Peristyle of the House of the Golden (or Gilded) Cupids, Pompeii, Italy, March 28, 1921, by Auguste Léon, via Archives of the Planet Collection – Albert Kahn Museum /Département des Hauts-de-Seine.
There are recent photos of the garden here and here and here. It has been restored to what is believed to be its Roman appearance, based on archaeological research, including taking root castings.
This autochrome is one of about seventy-two thousand that were commissioned and then archived by Albert Kahn, a wealthy French banker and pacifist, between 1909 and 1931. Kahn sent thirteen photographers and filmmakers to fifty countries “to fix, once and for all, aspects, practices, and modes of human activity whose fatal disappearance is no longer ‘a matter of time.'”* The resulting collection is called Archives de la Planète and now resides in its own museum at Kahn’s old suburban estate at Boulogne-Billancourt, just west of Paris. Since June 2016, the archive has also been available for viewing online here.
*words of Albert Kahn, 1912. Also, the above photo (A 25 797 S) is © Collection Archives de la Planète – Musée Albert-Kahn and used under its terms, here.

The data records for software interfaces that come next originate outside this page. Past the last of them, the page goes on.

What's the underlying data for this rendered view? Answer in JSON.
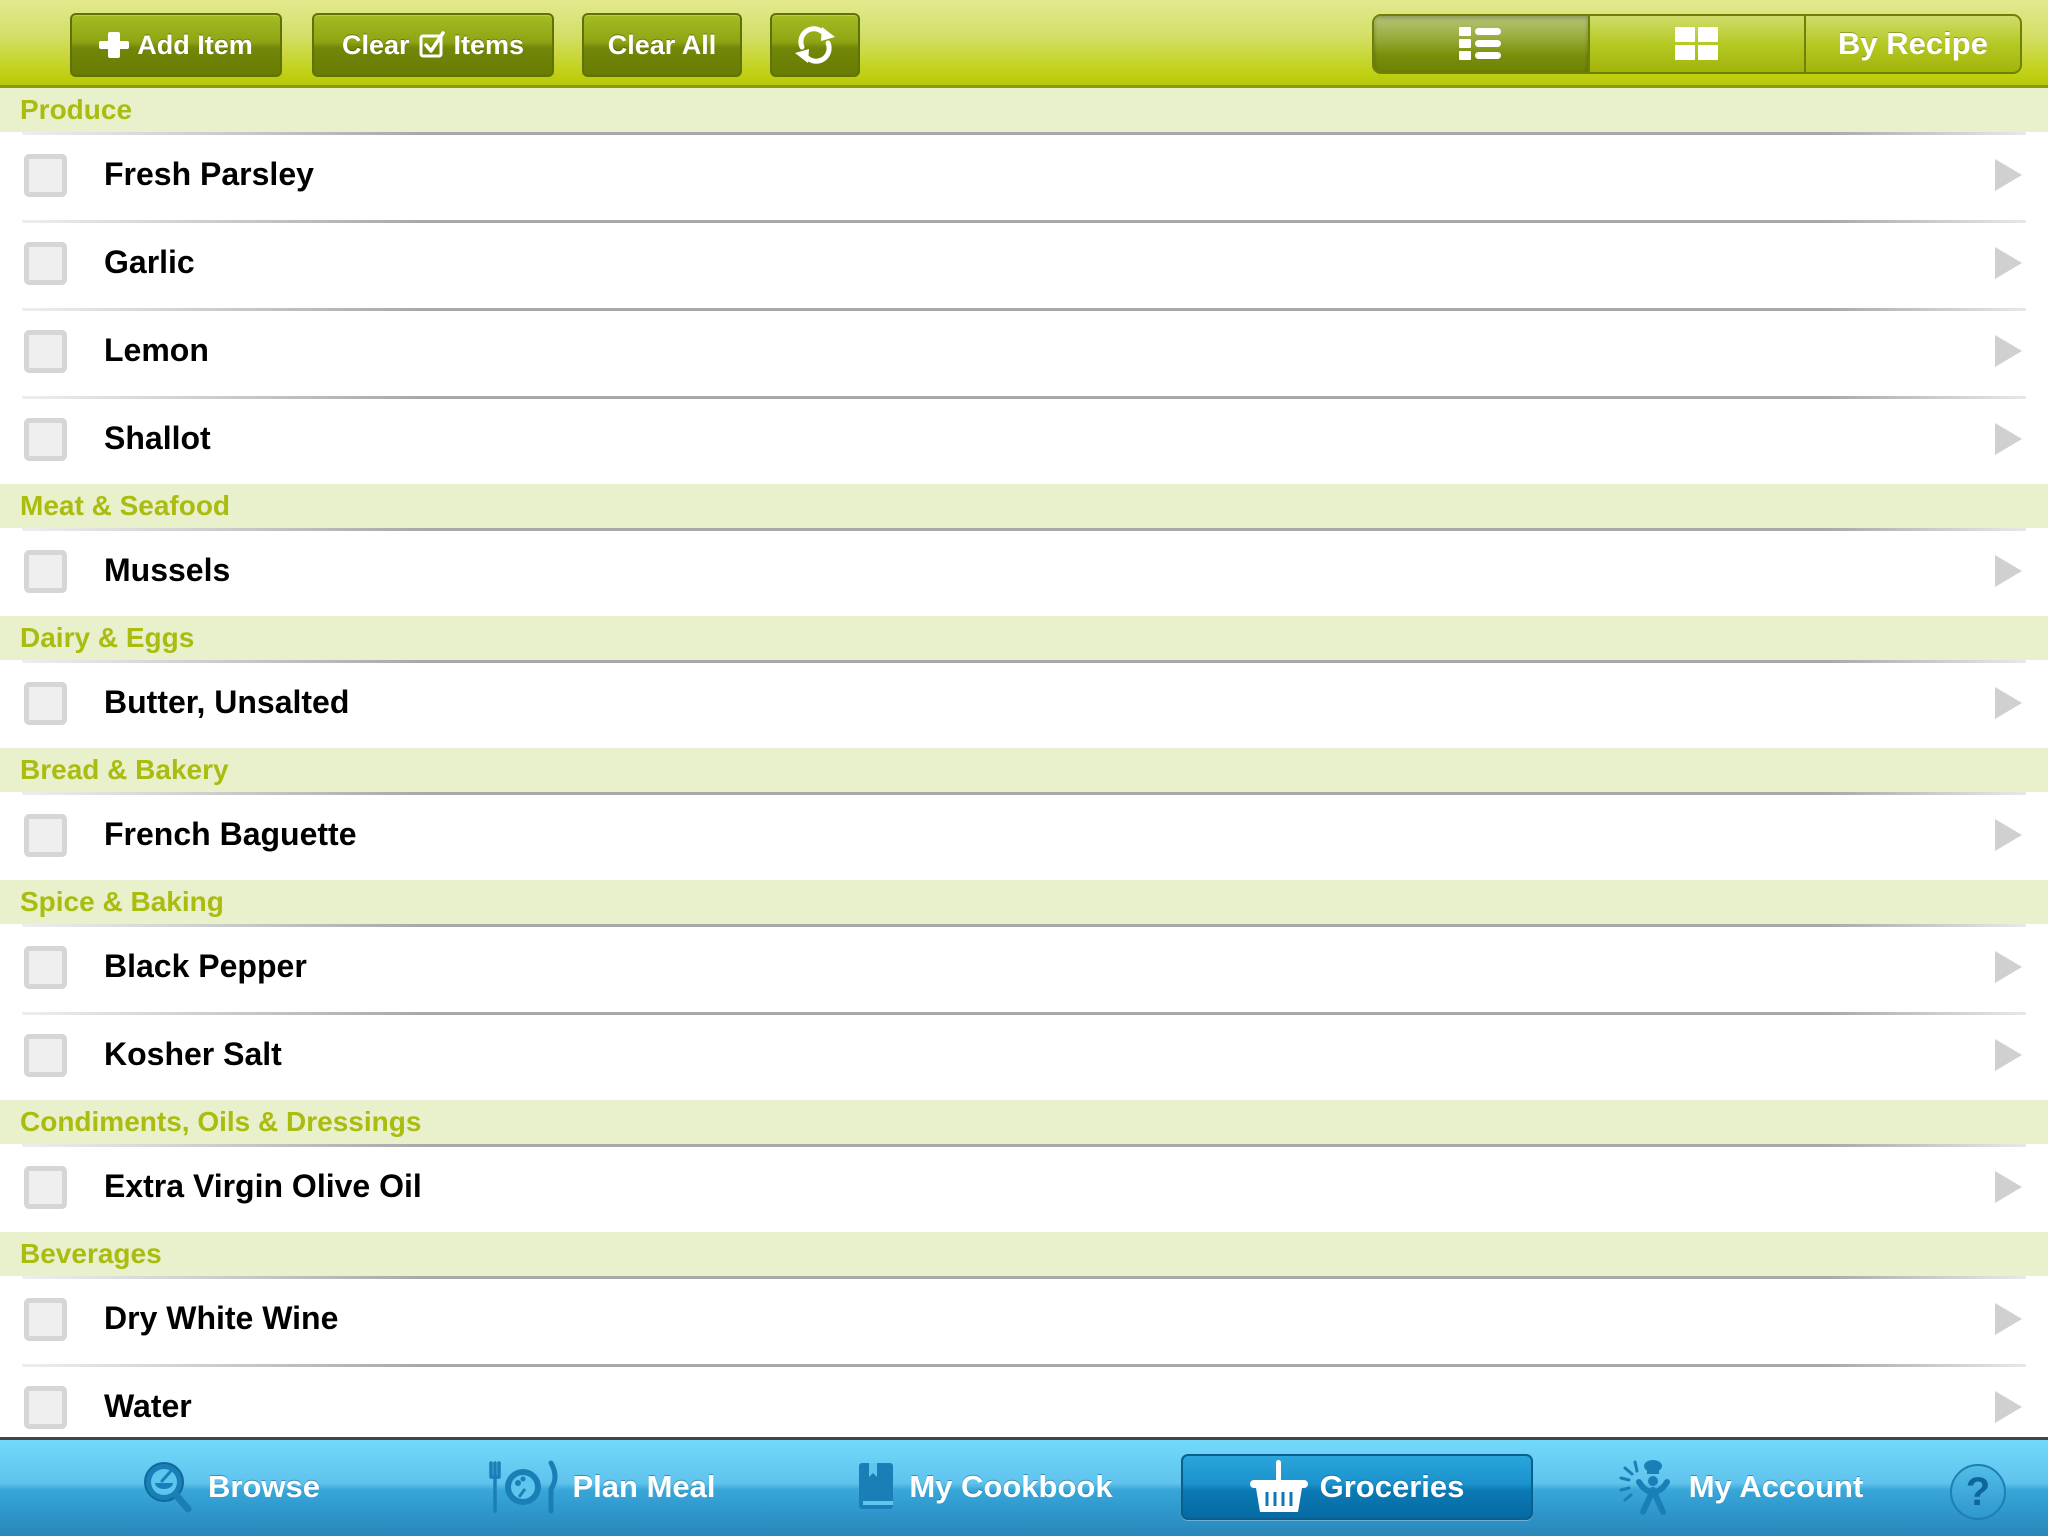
{
  "toolbar": {
    "add_item_label": "Add Item",
    "clear_checked_label_before": "Clear",
    "clear_checked_label_after": "Items",
    "clear_all_label": "Clear All",
    "refresh_icon": "refresh-icon",
    "view_toggle": {
      "list_icon": "list-view-icon",
      "grid_icon": "grid-view-icon",
      "by_recipe_label": "By Recipe",
      "selected": "list"
    }
  },
  "colors": {
    "toolbar_accent": "#b8c90a",
    "section_header_bg": "#e9f0cc",
    "section_header_text": "#a9bc0f",
    "tabbar_blue": "#2f97cc",
    "selected_tab": "#0c7ab5"
  },
  "sections": [
    {
      "title": "Produce",
      "items": [
        {
          "name": "Fresh Parsley",
          "checked": false
        },
        {
          "name": "Garlic",
          "checked": false
        },
        {
          "name": "Lemon",
          "checked": false
        },
        {
          "name": "Shallot",
          "checked": false
        }
      ]
    },
    {
      "title": "Meat & Seafood",
      "items": [
        {
          "name": "Mussels",
          "checked": false
        }
      ]
    },
    {
      "title": "Dairy & Eggs",
      "items": [
        {
          "name": "Butter, Unsalted",
          "checked": false
        }
      ]
    },
    {
      "title": "Bread & Bakery",
      "items": [
        {
          "name": "French Baguette",
          "checked": false
        }
      ]
    },
    {
      "title": "Spice & Baking",
      "items": [
        {
          "name": "Black Pepper",
          "checked": false
        },
        {
          "name": "Kosher Salt",
          "checked": false
        }
      ]
    },
    {
      "title": "Condiments, Oils & Dressings",
      "items": [
        {
          "name": "Extra Virgin Olive Oil",
          "checked": false
        }
      ]
    },
    {
      "title": "Beverages",
      "items": [
        {
          "name": "Dry White Wine",
          "checked": false
        },
        {
          "name": "Water",
          "checked": false
        }
      ]
    }
  ],
  "tabbar": {
    "tabs": [
      {
        "label": "Browse",
        "icon": "browse-search-icon",
        "selected": false
      },
      {
        "label": "Plan Meal",
        "icon": "plan-meal-plate-icon",
        "selected": false
      },
      {
        "label": "My Cookbook",
        "icon": "cookbook-icon",
        "selected": false
      },
      {
        "label": "Groceries",
        "icon": "basket-icon",
        "selected": true
      },
      {
        "label": "My Account",
        "icon": "chef-account-icon",
        "selected": false
      }
    ],
    "help_label": "?"
  }
}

“Photo de famille dans un jardin à Bad Kreuznach (Rhénanie-Palatinat),” ca. 1900 – 1910, by Eugène Trutat, via Bibliothèque de Toulouse Commons on flickr.